Records from a data source
=== Begin Enclosure ===

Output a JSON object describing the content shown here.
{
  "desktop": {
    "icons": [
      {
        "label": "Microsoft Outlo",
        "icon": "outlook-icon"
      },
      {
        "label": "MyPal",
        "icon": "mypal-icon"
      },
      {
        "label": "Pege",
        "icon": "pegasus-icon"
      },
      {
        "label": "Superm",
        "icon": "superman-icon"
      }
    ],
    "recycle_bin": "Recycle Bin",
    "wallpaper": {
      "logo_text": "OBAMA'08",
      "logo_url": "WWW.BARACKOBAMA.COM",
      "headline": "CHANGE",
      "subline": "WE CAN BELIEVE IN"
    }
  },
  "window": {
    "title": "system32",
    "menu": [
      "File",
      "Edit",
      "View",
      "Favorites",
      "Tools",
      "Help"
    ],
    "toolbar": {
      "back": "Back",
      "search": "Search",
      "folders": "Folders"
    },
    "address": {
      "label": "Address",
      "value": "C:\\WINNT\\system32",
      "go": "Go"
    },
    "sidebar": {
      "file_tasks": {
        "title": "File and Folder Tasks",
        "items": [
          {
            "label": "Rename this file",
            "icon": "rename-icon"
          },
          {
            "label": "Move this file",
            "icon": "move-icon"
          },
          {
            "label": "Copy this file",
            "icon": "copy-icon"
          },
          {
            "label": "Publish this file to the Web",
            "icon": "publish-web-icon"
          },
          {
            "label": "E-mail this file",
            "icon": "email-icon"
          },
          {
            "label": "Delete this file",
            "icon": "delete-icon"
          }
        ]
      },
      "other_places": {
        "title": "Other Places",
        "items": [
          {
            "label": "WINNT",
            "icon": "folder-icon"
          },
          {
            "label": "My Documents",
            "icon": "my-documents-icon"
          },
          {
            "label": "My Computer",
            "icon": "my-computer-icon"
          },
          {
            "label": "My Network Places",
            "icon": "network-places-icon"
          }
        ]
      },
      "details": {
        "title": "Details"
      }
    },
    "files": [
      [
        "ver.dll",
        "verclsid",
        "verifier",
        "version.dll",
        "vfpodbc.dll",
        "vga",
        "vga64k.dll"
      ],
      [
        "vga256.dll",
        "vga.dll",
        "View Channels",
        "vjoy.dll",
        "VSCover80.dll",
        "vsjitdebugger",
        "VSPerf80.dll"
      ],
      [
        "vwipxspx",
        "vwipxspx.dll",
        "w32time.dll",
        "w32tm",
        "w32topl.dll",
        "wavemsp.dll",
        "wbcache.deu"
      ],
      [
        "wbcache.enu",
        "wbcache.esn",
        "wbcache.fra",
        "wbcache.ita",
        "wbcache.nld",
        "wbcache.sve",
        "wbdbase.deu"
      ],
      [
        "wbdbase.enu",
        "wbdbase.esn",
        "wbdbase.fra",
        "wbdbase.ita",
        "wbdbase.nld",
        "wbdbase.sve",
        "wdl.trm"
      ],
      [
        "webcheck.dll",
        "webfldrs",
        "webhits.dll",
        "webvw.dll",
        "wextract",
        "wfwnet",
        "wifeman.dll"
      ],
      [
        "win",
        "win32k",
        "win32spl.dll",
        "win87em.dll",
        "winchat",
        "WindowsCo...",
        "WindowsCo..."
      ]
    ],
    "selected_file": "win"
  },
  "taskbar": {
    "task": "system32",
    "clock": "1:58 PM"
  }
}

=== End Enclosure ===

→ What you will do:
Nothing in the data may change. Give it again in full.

→ Response below:
Output a JSON object describing the content shown here.
{
  "desktop": {
    "icons": [
      {
        "label": "Microsoft Outlo",
        "icon": "outlook-icon"
      },
      {
        "label": "MyPal",
        "icon": "mypal-icon"
      },
      {
        "label": "Pege",
        "icon": "pegasus-icon"
      },
      {
        "label": "Superm",
        "icon": "superman-icon"
      }
    ],
    "recycle_bin": "Recycle Bin",
    "wallpaper": {
      "logo_text": "OBAMA'08",
      "logo_url": "WWW.BARACKOBAMA.COM",
      "headline": "CHANGE",
      "subline": "WE CAN BELIEVE IN"
    }
  },
  "window": {
    "title": "system32",
    "menu": [
      "File",
      "Edit",
      "View",
      "Favorites",
      "Tools",
      "Help"
    ],
    "toolbar": {
      "back": "Back",
      "search": "Search",
      "folders": "Folders"
    },
    "address": {
      "label": "Address",
      "value": "C:\\WINNT\\system32",
      "go": "Go"
    },
    "sidebar": {
      "file_tasks": {
        "title": "File and Folder Tasks",
        "items": [
          {
            "label": "Rename this file",
            "icon": "rename-icon"
          },
          {
            "label": "Move this file",
            "icon": "move-icon"
          },
          {
            "label": "Copy this file",
            "icon": "copy-icon"
          },
          {
            "label": "Publish this file to the Web",
            "icon": "publish-web-icon"
          },
          {
            "label": "E-mail this file",
            "icon": "email-icon"
          },
          {
            "label": "Delete this file",
            "icon": "delete-icon"
          }
        ]
      },
      "other_places": {
        "title": "Other Places",
        "items": [
          {
            "label": "WINNT",
            "icon": "folder-icon"
          },
          {
            "label": "My Documents",
            "icon": "my-documents-icon"
          },
          {
            "label": "My Computer",
            "icon": "my-computer-icon"
          },
          {
            "label": "My Network Places",
            "icon": "network-places-icon"
          }
        ]
      },
      "details": {
        "title": "Details"
      }
    },
    "files": [
      [
        "ver.dll",
        "verclsid",
        "verifier",
        "version.dll",
        "vfpodbc.dll",
        "vga",
        "vga64k.dll"
      ],
      [
        "vga256.dll",
        "vga.dll",
        "View Channels",
        "vjoy.dll",
        "VSCover80.dll",
        "vsjitdebugger",
        "VSPerf80.dll"
      ],
      [
        "vwipxspx",
        "vwipxspx.dll",
        "w32time.dll",
        "w32tm",
        "w32topl.dll",
        "wavemsp.dll",
        "wbcache.deu"
      ],
      [
        "wbcache.enu",
        "wbcache.esn",
        "wbcache.fra",
        "wbcache.ita",
        "wbcache.nld",
        "wbcache.sve",
        "wbdbase.deu"
      ],
      [
        "wbdbase.enu",
        "wbdbase.esn",
        "wbdbase.fra",
        "wbdbase.ita",
        "wbdbase.nld",
        "wbdbase.sve",
        "wdl.trm"
      ],
      [
        "webcheck.dll",
        "webfldrs",
        "webhits.dll",
        "webvw.dll",
        "wextract",
        "wfwnet",
        "wifeman.dll"
      ],
      [
        "win",
        "win32k",
        "win32spl.dll",
        "win87em.dll",
        "winchat",
        "WindowsCo...",
        "WindowsCo..."
      ]
    ],
    "selected_file": "win"
  },
  "taskbar": {
    "task": "system32",
    "clock": "1:58 PM"
  }
}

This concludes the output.